• _Exercise goal_:
Each line of the listing that includes the string "JSON" is to be identified and copied.

• _Entries shown_:
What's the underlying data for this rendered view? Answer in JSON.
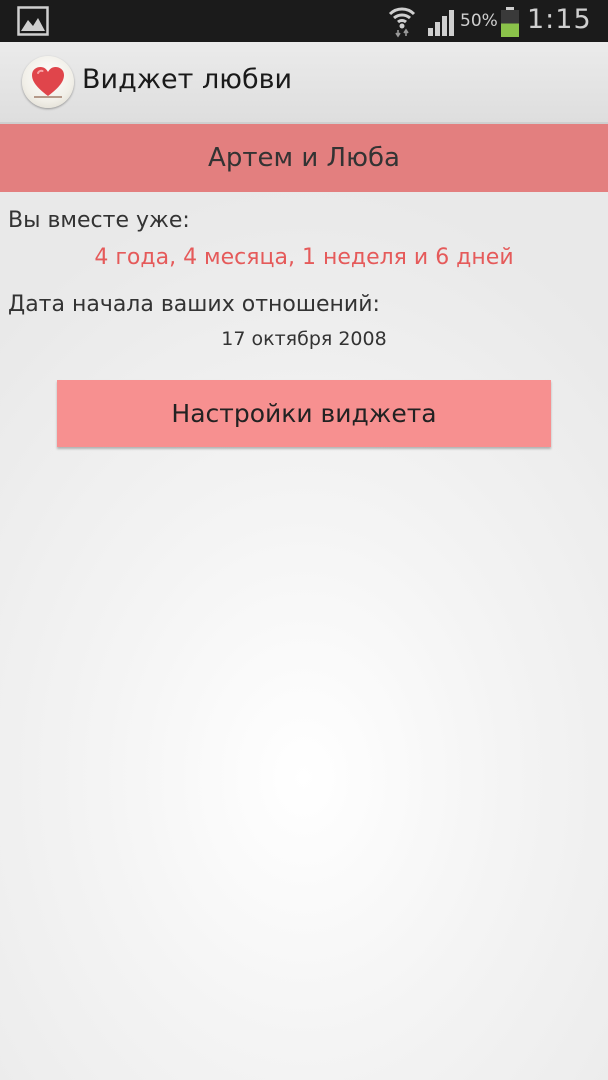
{
  "status_bar": {
    "battery_percent": "50%",
    "battery_level": 0.5,
    "time": "1:15",
    "icons": [
      "gallery-icon",
      "wifi-icon",
      "signal-icon",
      "battery-icon"
    ]
  },
  "action_bar": {
    "title": "Виджет любви",
    "icon": "heart-icon"
  },
  "banner": {
    "names": "Артем и Люба"
  },
  "together": {
    "label": "Вы вместе уже:",
    "value": "4 года, 4 месяца, 1 неделя и 6 дней"
  },
  "start": {
    "label": "Дата начала ваших отношений:",
    "date": "17 октября 2008"
  },
  "settings_button": {
    "label": "Настройки виджета"
  },
  "colors": {
    "banner": "#e37f7f",
    "accent_text": "#e55a5a",
    "button": "#f79090",
    "status_bar": "#1b1b1b",
    "battery_fill": "#8bc34a"
  }
}
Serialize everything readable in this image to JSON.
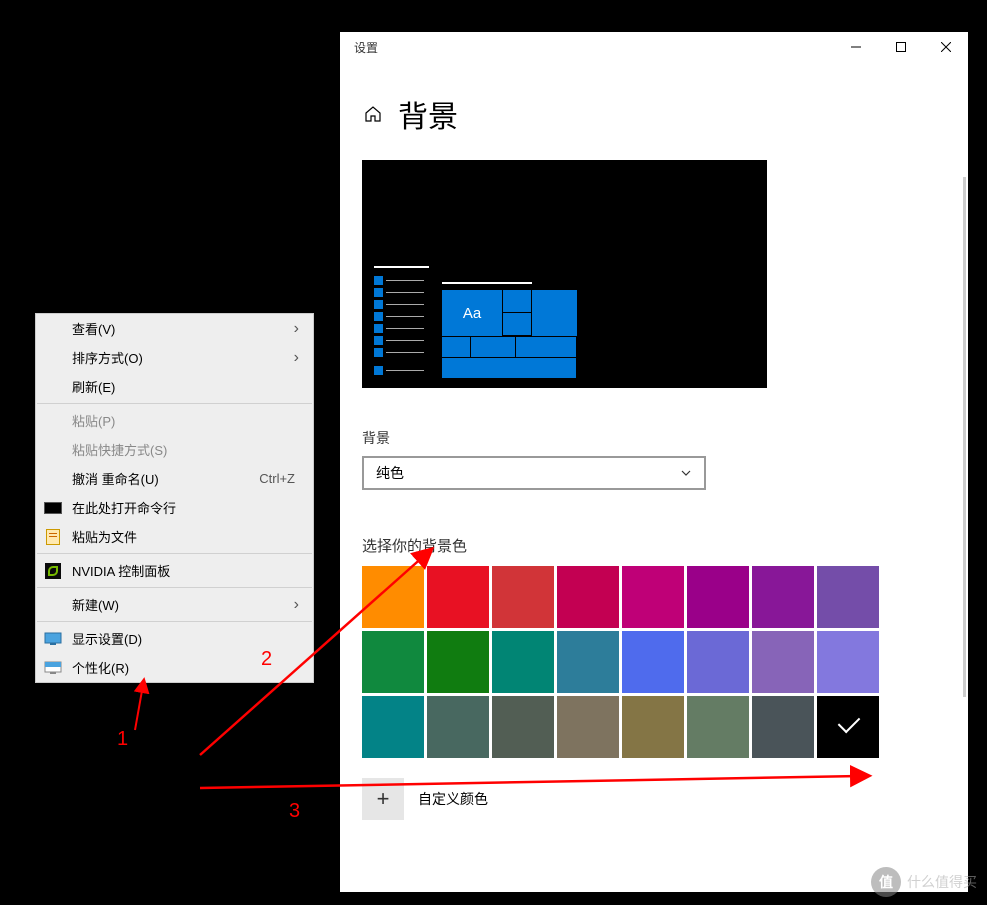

• _Task answer_:
What's the underlying data for this rendered view? Answer in JSON.
Serialize everything readable in this image to JSON.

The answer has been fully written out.